In some extremely hot, arid climates, this may mean daily watering in Summer. Although many drought-resistant Salvias survive on little to no watering due to local rainfall and deep roots meeting their moisture needs, others need regular doses. The size and frequency of the dose depends on your climate.
In the right locale, this plant survives and thrives despite minimal summer water.
Drought resistance is an important characteristic of xeriscapic – dry landscape – plants, a category that includes a multitude of Salvias. Many low-water Salvias are native to parts of the world with little rainfall all year or regions where summers are dry and winters are wet.
Nevertheless, there are also drought-resistant Salvias for places such as Florida where winters are dry and summers are wet.
This plant reaches peak bloom during Spring or flowers for much of the season.
However, it may begin flowering sooner. Some Spring-blooming Salvias begin flowering in Winter; others start in Spring, keep producing color through summer and may continue on into autumn and first frost. Still others flower only in Spring.
There is a great deal of overlap in blooming seasons for Salvias.
This plant flowers throughout Winter.
Many winter-blooming Salvias begin flowering in late Fall and continue on into Spring; there is a lot of overlap in blooming seasons for Salvias. Winter bloomers include evergreen as well as deciduous perennial Salvias.
Depending on type, they grow well in USDA Zones ranging from 8 to 11 with some tolerating the chill of Zone 7.
Unless local forage is in short supply, most deer likely will avoid this plant.
It appears that deer dislike Salvias, in general, due to their volatile oils that make the plants so fragrant and savory in cooking. However, the only completely deer-proof plants are the ones grown beyond reach.
Based on our experience and reports from customers, hummingbirds (Trochilidae spp.) love this plant.
Hummingbirds exist only in the Americas where their 300-plus species are particularly fond of the nectar in brightly colored Salvias from the Western Hemisphere. However, if favorites aren’t available, they dine on the nectar of most Salvias.

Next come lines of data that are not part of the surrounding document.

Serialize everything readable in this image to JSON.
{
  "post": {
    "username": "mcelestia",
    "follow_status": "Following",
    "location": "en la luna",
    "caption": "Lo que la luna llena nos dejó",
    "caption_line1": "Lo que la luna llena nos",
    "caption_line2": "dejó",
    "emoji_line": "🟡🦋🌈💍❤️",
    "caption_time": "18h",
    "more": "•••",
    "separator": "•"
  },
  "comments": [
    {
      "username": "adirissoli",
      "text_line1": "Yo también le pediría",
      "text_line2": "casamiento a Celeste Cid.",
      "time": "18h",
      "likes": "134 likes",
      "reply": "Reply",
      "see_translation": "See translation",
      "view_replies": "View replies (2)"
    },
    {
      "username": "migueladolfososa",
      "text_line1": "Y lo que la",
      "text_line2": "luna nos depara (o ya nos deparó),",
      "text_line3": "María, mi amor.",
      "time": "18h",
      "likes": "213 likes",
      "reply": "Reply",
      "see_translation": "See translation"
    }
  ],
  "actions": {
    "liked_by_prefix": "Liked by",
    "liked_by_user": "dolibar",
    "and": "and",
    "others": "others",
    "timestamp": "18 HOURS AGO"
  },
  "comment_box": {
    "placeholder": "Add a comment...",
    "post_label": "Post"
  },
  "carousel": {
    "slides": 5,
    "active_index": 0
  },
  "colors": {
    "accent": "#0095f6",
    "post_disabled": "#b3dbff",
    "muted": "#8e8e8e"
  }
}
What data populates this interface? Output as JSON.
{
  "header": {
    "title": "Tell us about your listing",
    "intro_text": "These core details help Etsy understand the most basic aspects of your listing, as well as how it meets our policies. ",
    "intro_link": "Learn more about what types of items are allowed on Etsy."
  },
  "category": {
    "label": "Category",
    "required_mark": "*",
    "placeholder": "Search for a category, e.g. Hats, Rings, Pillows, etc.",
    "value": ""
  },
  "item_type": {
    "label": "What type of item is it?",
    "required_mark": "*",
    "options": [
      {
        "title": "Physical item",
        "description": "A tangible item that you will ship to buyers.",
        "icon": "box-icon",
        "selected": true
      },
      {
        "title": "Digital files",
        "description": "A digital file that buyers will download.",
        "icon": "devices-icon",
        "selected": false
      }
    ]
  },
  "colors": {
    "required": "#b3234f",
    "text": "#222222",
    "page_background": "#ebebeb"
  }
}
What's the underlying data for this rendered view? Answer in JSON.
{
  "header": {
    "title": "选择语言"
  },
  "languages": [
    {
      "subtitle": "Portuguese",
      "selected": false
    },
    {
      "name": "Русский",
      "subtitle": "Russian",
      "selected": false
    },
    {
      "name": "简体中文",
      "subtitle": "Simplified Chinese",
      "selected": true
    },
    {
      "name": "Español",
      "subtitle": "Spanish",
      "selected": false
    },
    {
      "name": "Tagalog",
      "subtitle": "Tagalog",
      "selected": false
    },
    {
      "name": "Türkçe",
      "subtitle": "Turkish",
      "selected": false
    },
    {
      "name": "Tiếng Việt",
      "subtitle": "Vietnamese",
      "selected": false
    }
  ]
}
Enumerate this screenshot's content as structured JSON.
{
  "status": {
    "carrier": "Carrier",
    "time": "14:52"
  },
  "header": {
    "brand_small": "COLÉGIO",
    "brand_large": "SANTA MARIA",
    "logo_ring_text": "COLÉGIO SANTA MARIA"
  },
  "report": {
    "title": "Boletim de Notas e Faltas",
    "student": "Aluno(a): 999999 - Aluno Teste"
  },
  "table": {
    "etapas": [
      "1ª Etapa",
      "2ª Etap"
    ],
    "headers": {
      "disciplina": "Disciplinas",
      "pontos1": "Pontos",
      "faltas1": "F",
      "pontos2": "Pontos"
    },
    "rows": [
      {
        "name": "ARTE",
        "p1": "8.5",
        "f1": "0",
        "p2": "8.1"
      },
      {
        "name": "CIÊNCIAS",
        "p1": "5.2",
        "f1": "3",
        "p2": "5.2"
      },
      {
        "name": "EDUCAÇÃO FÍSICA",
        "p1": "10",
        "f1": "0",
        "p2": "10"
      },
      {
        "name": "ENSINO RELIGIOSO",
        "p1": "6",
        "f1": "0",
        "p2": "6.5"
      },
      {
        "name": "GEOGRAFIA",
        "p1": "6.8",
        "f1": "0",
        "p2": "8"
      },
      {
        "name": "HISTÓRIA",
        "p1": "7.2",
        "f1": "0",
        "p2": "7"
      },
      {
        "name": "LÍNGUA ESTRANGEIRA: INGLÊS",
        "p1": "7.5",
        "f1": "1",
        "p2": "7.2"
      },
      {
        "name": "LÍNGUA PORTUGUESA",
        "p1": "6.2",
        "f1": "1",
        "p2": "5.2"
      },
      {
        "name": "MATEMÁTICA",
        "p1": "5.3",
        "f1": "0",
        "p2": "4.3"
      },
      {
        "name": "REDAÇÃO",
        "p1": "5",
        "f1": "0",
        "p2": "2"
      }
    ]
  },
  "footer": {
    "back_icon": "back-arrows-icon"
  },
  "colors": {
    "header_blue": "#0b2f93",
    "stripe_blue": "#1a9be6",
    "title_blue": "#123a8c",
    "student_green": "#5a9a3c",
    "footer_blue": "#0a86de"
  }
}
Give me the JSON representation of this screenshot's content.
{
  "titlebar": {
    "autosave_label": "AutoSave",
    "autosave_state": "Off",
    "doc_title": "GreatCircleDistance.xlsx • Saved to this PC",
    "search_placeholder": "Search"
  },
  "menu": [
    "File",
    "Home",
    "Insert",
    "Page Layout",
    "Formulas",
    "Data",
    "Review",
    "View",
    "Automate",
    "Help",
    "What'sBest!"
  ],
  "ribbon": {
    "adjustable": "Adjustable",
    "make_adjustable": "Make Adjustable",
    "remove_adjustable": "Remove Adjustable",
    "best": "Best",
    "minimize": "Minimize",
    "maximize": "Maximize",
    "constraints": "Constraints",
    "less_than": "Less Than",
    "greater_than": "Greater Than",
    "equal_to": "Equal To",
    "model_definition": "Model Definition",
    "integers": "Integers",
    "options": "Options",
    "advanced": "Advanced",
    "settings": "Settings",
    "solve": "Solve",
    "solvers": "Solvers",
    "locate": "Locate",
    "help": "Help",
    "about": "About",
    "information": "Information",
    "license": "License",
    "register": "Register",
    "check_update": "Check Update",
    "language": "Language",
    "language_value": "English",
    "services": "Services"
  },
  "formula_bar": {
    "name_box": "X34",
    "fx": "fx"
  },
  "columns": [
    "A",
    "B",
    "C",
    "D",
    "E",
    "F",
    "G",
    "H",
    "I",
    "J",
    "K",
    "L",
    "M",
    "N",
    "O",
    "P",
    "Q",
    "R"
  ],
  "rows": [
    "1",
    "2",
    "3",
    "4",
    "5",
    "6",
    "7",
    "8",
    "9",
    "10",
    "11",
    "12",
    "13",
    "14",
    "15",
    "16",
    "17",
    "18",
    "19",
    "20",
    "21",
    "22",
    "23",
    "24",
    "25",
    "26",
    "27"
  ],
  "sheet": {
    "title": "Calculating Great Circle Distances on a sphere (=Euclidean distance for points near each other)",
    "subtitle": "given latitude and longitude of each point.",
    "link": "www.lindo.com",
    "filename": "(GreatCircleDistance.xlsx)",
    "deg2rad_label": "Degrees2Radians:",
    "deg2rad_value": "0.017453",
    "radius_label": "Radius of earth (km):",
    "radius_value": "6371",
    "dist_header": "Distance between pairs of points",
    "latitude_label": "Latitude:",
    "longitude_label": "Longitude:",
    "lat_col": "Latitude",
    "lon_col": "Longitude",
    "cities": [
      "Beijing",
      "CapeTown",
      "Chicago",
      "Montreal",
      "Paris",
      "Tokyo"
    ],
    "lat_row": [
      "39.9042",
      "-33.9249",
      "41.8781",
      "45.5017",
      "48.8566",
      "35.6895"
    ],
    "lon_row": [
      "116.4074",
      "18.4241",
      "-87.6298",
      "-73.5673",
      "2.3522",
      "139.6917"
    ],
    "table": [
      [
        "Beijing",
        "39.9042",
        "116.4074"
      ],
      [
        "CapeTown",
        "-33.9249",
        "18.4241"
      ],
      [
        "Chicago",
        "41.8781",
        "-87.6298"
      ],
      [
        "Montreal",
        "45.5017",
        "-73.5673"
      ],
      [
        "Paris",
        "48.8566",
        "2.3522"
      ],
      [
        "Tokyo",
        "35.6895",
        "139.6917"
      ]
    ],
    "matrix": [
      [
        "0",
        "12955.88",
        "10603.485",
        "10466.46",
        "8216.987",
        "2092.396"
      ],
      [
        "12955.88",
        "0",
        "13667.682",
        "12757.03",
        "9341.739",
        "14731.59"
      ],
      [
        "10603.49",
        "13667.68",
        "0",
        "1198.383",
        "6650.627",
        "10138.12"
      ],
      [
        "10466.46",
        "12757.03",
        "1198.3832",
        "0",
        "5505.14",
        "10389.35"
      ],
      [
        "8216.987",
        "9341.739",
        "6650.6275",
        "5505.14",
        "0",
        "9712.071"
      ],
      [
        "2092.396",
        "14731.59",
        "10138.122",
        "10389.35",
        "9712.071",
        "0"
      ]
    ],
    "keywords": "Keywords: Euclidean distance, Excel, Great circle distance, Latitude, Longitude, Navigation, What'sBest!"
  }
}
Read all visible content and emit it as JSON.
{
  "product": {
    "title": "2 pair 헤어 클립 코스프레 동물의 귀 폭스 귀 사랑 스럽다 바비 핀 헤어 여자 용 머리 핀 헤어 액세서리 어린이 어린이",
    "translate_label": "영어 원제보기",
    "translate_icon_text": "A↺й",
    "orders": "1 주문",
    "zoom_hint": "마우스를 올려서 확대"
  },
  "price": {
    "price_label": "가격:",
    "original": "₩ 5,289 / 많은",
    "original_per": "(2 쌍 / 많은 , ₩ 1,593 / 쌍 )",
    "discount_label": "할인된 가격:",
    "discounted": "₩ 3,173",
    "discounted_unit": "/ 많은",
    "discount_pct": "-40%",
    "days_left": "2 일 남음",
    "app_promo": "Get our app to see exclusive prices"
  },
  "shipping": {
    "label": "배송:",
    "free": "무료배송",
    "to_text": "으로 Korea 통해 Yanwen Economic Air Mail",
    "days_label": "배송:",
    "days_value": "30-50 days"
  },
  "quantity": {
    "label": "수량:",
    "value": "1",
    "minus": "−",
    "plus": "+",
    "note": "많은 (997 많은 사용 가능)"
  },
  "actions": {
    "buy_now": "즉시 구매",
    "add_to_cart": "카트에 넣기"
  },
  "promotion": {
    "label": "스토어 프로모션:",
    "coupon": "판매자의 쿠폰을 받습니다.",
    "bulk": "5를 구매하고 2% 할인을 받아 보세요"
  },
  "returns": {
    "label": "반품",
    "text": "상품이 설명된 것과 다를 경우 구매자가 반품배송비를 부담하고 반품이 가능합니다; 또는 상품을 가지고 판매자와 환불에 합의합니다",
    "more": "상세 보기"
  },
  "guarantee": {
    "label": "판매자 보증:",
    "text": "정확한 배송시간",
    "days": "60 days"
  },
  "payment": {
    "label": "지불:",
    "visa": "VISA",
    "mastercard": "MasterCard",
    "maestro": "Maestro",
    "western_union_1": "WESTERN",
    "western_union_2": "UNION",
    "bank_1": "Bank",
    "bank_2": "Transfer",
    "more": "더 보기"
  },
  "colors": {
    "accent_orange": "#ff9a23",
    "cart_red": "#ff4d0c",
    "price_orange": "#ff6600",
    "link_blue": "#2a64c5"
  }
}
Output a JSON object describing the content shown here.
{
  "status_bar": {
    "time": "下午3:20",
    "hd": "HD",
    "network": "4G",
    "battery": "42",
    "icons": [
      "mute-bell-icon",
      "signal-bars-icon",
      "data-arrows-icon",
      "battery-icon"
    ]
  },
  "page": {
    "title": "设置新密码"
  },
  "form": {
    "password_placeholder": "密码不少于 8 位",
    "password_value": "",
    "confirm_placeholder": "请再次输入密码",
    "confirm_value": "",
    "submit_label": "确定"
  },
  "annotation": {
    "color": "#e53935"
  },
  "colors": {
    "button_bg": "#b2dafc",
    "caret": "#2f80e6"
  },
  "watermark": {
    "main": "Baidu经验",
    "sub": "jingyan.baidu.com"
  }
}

Hummingbirds repay thoughtful plantings by helping to pollinate your garden